If you are more up to date with this sort of language than I am, then this might be for you.

Paul

Wednesday, 21 September 2016

How to land a book deal worth millions

You know how we’re always saying that nobody gets rich through writing fiction? Well, once in a while someone does. This year, that someone is publishing sensation Chloé J. Esposito. If this is the first time you’ve heard of her, rest assured it won’t be the last. Chloé has just sold the rights to her erotic thriller trilogy, Mad, Bad, and Dangerous to Know, in a deal that’s already worth over £2million. In addition to that, Universal have bought the film rights and there’s already speculation that Jennifer Lawrence or Emma Stone might play the protagonist. All this and the first book won’t even be released until next summer.

So how do you land a multi-million-pound book deal? Damned if I know. But Chloé does, and she’s coming to the University to share her whirlwind experience with University of Gloucestershire students. This is an extraordinary opportunity to hear first-hand one of the most sensational stories the publishing world has known in recent years, and it’s a rare chance to meet a global superstar writer before she’s insanely famous. Chloé will be talking at Francis Close Hall Campus, in TC001, at 6:30pm on Tuesday 4th October. The event is free and everyone is welcome.
You can read more about our guest here, and don’t forget to book the date!

Friday, 16 September 2016

Welcome back


Induction Week begins on Monday and we look forward to meeting our new students of English Literature. Then on the following week, we greet our current students who are about to enter levels 5 and 6 (level 6!).
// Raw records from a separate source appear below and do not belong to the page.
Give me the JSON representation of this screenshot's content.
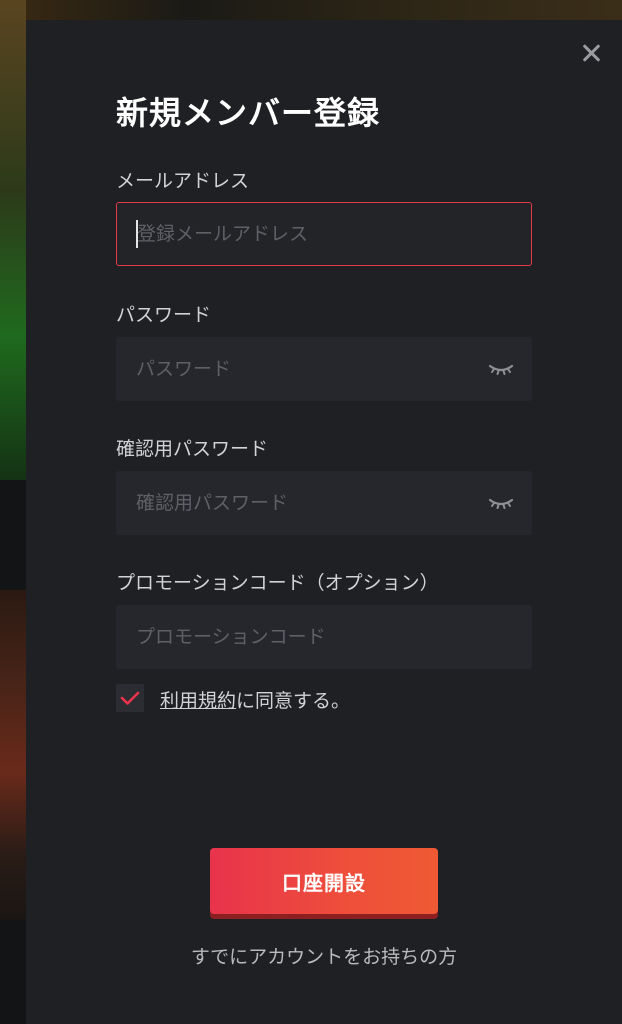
{
  "dialog": {
    "title": "新規メンバー登録"
  },
  "email": {
    "label": "メールアドレス",
    "placeholder": "登録メールアドレス",
    "value": ""
  },
  "password": {
    "label": "パスワード",
    "placeholder": "パスワード",
    "value": ""
  },
  "confirm_password": {
    "label": "確認用パスワード",
    "placeholder": "確認用パスワード",
    "value": ""
  },
  "promo": {
    "label": "プロモーションコード（オプション）",
    "placeholder": "プロモーションコード",
    "value": ""
  },
  "terms": {
    "checked": true,
    "link_text": "利用規約",
    "suffix_text": "に同意する。"
  },
  "actions": {
    "submit_label": "口座開設",
    "login_link": "すでにアカウントをお持ちの方"
  },
  "colors": {
    "accent": "#e8334c",
    "error_border": "#e23a48",
    "modal_bg": "#1f2024",
    "field_bg": "#26272c"
  },
  "icons": {
    "close": "close-icon",
    "password_toggle": "eye-closed-icon",
    "check": "checkmark-icon"
  }
}
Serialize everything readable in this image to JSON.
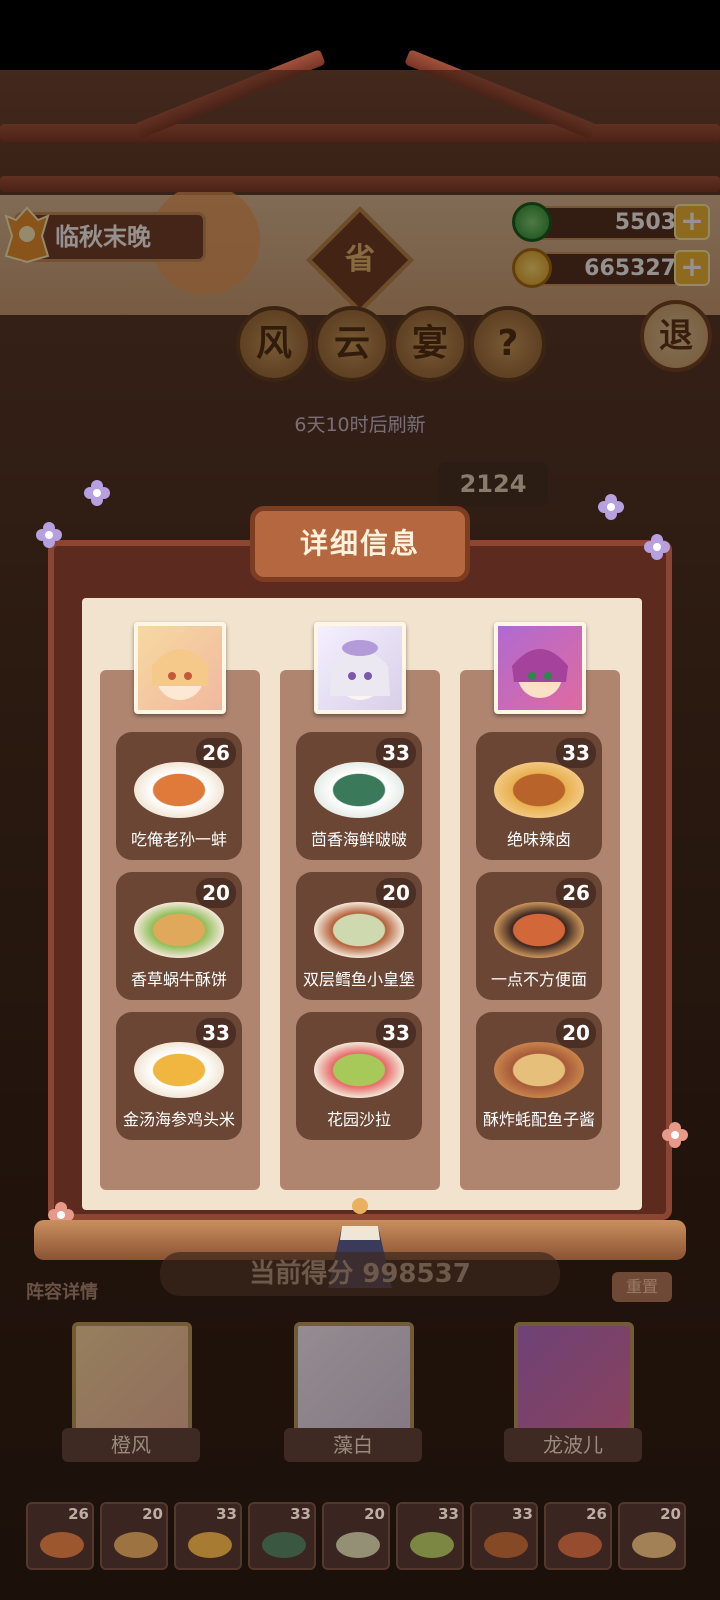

We love September and all the excitement that the new academic year brings. Whether you are freshmen or returning students, a very warm welcome to you all, and best wishes for a book-filled year ahead.